WHAT YOU SHOULD DO ::
Go through the listing and retype each line exactly.

PROVIDED ENTRIES ::
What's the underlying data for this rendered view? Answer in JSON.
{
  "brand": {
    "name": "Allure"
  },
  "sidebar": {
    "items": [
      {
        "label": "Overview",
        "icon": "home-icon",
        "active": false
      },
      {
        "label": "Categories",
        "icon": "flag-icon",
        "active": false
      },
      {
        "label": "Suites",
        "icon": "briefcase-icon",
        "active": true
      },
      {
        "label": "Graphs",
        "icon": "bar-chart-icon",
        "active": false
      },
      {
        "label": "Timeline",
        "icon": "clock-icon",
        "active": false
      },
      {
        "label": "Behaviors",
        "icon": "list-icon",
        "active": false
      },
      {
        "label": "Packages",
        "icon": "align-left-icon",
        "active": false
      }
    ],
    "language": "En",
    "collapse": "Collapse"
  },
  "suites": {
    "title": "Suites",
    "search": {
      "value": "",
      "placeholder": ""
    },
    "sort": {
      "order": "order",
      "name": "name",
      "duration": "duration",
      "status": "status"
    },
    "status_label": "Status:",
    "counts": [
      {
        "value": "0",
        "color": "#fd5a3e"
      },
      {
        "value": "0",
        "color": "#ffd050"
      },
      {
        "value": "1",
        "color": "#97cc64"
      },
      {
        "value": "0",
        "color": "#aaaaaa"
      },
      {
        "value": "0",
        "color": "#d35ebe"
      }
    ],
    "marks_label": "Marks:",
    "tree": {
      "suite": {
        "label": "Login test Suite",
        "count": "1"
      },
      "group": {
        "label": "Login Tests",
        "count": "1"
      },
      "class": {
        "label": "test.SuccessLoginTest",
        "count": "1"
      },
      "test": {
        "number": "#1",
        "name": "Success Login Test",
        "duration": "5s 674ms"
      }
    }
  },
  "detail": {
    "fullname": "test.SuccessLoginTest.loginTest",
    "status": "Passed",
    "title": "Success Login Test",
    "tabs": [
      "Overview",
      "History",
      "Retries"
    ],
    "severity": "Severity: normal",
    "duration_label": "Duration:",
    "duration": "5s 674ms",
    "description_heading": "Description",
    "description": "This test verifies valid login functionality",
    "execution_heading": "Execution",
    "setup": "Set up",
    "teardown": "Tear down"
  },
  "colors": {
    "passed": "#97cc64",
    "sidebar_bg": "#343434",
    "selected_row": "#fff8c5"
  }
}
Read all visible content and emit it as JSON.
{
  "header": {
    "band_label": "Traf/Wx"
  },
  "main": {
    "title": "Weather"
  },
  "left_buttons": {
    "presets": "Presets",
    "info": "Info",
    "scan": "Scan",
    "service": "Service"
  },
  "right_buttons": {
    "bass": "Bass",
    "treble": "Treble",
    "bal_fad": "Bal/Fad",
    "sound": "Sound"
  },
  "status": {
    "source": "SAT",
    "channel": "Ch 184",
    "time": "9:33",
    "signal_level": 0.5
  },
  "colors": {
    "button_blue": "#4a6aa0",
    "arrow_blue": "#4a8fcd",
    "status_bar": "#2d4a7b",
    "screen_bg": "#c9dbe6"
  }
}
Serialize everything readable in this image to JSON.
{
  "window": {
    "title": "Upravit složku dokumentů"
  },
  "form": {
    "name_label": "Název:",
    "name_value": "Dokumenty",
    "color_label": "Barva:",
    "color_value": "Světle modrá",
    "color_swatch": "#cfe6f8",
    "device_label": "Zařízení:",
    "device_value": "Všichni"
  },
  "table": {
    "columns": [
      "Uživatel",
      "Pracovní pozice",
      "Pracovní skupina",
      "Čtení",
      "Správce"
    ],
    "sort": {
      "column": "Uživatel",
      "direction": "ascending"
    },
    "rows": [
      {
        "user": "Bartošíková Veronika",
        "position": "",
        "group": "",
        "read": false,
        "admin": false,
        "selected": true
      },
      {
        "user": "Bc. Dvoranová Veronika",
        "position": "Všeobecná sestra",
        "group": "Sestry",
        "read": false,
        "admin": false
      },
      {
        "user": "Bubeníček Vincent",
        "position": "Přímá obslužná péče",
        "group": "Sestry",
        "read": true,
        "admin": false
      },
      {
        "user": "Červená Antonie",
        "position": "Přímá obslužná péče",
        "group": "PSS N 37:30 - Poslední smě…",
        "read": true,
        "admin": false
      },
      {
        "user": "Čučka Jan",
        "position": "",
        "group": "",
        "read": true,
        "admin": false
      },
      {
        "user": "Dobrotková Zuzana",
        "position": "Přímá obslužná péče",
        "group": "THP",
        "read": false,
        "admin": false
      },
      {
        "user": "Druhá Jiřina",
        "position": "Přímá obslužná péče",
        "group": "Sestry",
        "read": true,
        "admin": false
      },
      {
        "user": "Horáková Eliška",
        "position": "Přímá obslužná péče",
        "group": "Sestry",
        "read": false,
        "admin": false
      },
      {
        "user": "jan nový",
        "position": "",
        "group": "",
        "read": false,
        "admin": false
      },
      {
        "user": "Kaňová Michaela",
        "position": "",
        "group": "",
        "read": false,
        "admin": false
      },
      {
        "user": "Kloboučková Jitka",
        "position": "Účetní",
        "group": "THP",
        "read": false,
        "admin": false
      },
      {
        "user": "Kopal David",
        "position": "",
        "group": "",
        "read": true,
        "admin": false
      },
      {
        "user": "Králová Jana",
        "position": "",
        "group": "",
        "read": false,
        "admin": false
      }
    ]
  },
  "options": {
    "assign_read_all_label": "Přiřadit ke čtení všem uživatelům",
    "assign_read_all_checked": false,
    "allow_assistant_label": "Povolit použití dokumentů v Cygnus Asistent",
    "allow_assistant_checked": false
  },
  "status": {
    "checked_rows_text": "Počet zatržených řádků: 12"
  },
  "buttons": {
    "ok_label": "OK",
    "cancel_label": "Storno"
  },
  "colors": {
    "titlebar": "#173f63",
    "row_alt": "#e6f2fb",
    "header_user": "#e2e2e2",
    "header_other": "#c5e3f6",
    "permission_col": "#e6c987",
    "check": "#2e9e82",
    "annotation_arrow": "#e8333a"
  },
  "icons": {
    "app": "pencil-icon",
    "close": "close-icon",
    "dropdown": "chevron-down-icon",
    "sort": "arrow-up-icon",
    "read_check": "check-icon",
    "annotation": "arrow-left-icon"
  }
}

ANSWER AREA ::
What's the underlying data for this rendered view? Answer in JSON.
{
  "brand": {
    "name": "Allure"
  },
  "sidebar": {
    "items": [
      {
        "label": "Overview",
        "icon": "home-icon",
        "active": false
      },
      {
        "label": "Categories",
        "icon": "flag-icon",
        "active": false
      },
      {
        "label": "Suites",
        "icon": "briefcase-icon",
        "active": true
      },
      {
        "label": "Graphs",
        "icon": "bar-chart-icon",
        "active": false
      },
      {
        "label": "Timeline",
        "icon": "clock-icon",
        "active": false
      },
      {
        "label": "Behaviors",
        "icon": "list-icon",
        "active": false
      },
      {
        "label": "Packages",
        "icon": "align-left-icon",
        "active": false
      }
    ],
    "language": "En",
    "collapse": "Collapse"
  },
  "suites": {
    "title": "Suites",
    "search": {
      "value": "",
      "placeholder": ""
    },
    "sort": {
      "order": "order",
      "name": "name",
      "duration": "duration",
      "status": "status"
    },
    "status_label": "Status:",
    "counts": [
      {
        "value": "0",
        "color": "#fd5a3e"
      },
      {
        "value": "0",
        "color": "#ffd050"
      },
      {
        "value": "1",
        "color": "#97cc64"
      },
      {
        "value": "0",
        "color": "#aaaaaa"
      },
      {
        "value": "0",
        "color": "#d35ebe"
      }
    ],
    "marks_label": "Marks:",
    "tree": {
      "suite": {
        "label": "Login test Suite",
        "count": "1"
      },
      "group": {
        "label": "Login Tests",
        "count": "1"
      },
      "class": {
        "label": "test.SuccessLoginTest",
        "count": "1"
      },
      "test": {
        "number": "#1",
        "name": "Success Login Test",
        "duration": "5s 674ms"
      }
    }
  },
  "detail": {
    "fullname": "test.SuccessLoginTest.loginTest",
    "status": "Passed",
    "title": "Success Login Test",
    "tabs": [
      "Overview",
      "History",
      "Retries"
    ],
    "severity": "Severity: normal",
    "duration_label": "Duration:",
    "duration": "5s 674ms",
    "description_heading": "Description",
    "description": "This test verifies valid login functionality",
    "execution_heading": "Execution",
    "setup": "Set up",
    "teardown": "Tear down"
  },
  "colors": {
    "passed": "#97cc64",
    "sidebar_bg": "#343434",
    "selected_row": "#fff8c5"
  }
}
Read all visible content and emit it as JSON.
{
  "header": {
    "band_label": "Traf/Wx"
  },
  "main": {
    "title": "Weather"
  },
  "left_buttons": {
    "presets": "Presets",
    "info": "Info",
    "scan": "Scan",
    "service": "Service"
  },
  "right_buttons": {
    "bass": "Bass",
    "treble": "Treble",
    "bal_fad": "Bal/Fad",
    "sound": "Sound"
  },
  "status": {
    "source": "SAT",
    "channel": "Ch 184",
    "time": "9:33",
    "signal_level": 0.5
  },
  "colors": {
    "button_blue": "#4a6aa0",
    "arrow_blue": "#4a8fcd",
    "status_bar": "#2d4a7b",
    "screen_bg": "#c9dbe6"
  }
}
Serialize everything readable in this image to JSON.
{
  "window": {
    "title": "Upravit složku dokumentů"
  },
  "form": {
    "name_label": "Název:",
    "name_value": "Dokumenty",
    "color_label": "Barva:",
    "color_value": "Světle modrá",
    "color_swatch": "#cfe6f8",
    "device_label": "Zařízení:",
    "device_value": "Všichni"
  },
  "table": {
    "columns": [
      "Uživatel",
      "Pracovní pozice",
      "Pracovní skupina",
      "Čtení",
      "Správce"
    ],
    "sort": {
      "column": "Uživatel",
      "direction": "ascending"
    },
    "rows": [
      {
        "user": "Bartošíková Veronika",
        "position": "",
        "group": "",
        "read": false,
        "admin": false,
        "selected": true
      },
      {
        "user": "Bc. Dvoranová Veronika",
        "position": "Všeobecná sestra",
        "group": "Sestry",
        "read": false,
        "admin": false
      },
      {
        "user": "Bubeníček Vincent",
        "position": "Přímá obslužná péče",
        "group": "Sestry",
        "read": true,
        "admin": false
      },
      {
        "user": "Červená Antonie",
        "position": "Přímá obslužná péče",
        "group": "PSS N 37:30 - Poslední smě…",
        "read": true,
        "admin": false
      },
      {
        "user": "Čučka Jan",
        "position": "",
        "group": "",
        "read": true,
        "admin": false
      },
      {
        "user": "Dobrotková Zuzana",
        "position": "Přímá obslužná péče",
        "group": "THP",
        "read": false,
        "admin": false
      },
      {
        "user": "Druhá Jiřina",
        "position": "Přímá obslužná péče",
        "group": "Sestry",
        "read": true,
        "admin": false
      },
      {
        "user": "Horáková Eliška",
        "position": "Přímá obslužná péče",
        "group": "Sestry",
        "read": false,
        "admin": false
      },
      {
        "user": "jan nový",
        "position": "",
        "group": "",
        "read": false,
        "admin": false
      },
      {
        "user": "Kaňová Michaela",
        "position": "",
        "group": "",
        "read": false,
        "admin": false
      },
      {
        "user": "Kloboučková Jitka",
        "position": "Účetní",
        "group": "THP",
        "read": false,
        "admin": false
      },
      {
        "user": "Kopal David",
        "position": "",
        "group": "",
        "read": true,
        "admin": false
      },
      {
        "user": "Králová Jana",
        "position": "",
        "group": "",
        "read": false,
        "admin": false
      }
    ]
  },
  "options": {
    "assign_read_all_label": "Přiřadit ke čtení všem uživatelům",
    "assign_read_all_checked": false,
    "allow_assistant_label": "Povolit použití dokumentů v Cygnus Asistent",
    "allow_assistant_checked": false
  },
  "status": {
    "checked_rows_text": "Počet zatržených řádků: 12"
  },
  "buttons": {
    "ok_label": "OK",
    "cancel_label": "Storno"
  },
  "colors": {
    "titlebar": "#173f63",
    "row_alt": "#e6f2fb",
    "header_user": "#e2e2e2",
    "header_other": "#c5e3f6",
    "permission_col": "#e6c987",
    "check": "#2e9e82",
    "annotation_arrow": "#e8333a"
  },
  "icons": {
    "app": "pencil-icon",
    "close": "close-icon",
    "dropdown": "chevron-down-icon",
    "sort": "arrow-up-icon",
    "read_check": "check-icon",
    "annotation": "arrow-left-icon"
  }
}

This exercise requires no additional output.